A recent article from Createquity examines and challenges the common juxtaposition of terms like “mainstream” and “culturally specific” in reference to arts organizations and art forms:
On the Cultural Specificity of Symphony Orchestras

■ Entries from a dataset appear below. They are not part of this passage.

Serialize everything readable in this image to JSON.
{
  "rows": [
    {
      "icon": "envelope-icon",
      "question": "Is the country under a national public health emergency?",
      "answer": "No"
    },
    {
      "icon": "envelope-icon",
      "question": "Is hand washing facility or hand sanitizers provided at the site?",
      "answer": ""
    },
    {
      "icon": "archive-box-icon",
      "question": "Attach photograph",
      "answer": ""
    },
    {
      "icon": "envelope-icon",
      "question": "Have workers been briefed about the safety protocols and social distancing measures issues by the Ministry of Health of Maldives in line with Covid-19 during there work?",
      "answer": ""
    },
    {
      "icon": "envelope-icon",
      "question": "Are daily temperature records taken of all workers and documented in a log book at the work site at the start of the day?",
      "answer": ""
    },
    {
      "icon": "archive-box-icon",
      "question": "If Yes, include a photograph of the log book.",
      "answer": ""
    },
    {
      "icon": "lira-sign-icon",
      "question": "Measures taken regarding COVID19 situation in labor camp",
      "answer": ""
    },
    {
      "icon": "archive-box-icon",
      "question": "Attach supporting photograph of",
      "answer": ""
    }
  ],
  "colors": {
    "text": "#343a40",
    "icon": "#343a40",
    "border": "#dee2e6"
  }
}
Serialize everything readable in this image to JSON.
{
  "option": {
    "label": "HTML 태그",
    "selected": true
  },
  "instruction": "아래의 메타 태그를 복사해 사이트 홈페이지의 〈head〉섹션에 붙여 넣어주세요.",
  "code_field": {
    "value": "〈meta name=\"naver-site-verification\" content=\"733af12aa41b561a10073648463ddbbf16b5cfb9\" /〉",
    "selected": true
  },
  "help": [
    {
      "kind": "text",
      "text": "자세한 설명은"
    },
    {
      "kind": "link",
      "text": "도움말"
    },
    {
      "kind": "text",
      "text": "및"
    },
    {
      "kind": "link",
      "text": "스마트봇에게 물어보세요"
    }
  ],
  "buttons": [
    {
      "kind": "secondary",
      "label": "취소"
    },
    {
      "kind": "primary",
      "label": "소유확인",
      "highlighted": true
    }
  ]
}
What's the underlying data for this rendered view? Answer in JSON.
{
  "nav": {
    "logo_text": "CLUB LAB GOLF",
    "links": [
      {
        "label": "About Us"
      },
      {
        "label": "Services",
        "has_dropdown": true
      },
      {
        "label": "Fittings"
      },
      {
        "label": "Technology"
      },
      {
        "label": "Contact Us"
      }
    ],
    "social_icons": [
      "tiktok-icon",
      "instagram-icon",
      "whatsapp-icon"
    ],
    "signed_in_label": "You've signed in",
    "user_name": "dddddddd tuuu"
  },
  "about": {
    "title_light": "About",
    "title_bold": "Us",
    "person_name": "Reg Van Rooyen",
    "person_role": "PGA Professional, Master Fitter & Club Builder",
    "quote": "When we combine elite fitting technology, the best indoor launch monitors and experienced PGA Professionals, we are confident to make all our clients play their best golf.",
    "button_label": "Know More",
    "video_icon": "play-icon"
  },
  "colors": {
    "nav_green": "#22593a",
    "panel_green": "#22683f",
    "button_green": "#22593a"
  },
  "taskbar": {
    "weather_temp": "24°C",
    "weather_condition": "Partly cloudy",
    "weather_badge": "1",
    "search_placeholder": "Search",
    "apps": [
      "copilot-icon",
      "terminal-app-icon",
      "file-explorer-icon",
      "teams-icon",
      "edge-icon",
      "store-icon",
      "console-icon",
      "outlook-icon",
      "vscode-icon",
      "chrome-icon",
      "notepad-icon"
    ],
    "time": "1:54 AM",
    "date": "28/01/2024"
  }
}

In the research literature, the term “mainstream” is often contrasted with the language “culturally-specific,” and it is this combination that provokes the fiercest resistance from cultural equity advocates. The logic on researchers’ part is that “culturally-specific” organizations explicitly target a specific demographic population, whereas “mainstream” organizations target everyone. On its face, this seems perfectly reasonable. In practice, though, the dynamic is asymmetric. Organizations celebrating European art forms tend to have been founded earlier than organizations that primarily serve communities of color and benefited from the structural advantages enjoyed by white culture at the time (and since), enabling them to capture much of the sector’s wealth. And yet virtually none of these institutions identify as “culturally-specific” . . . .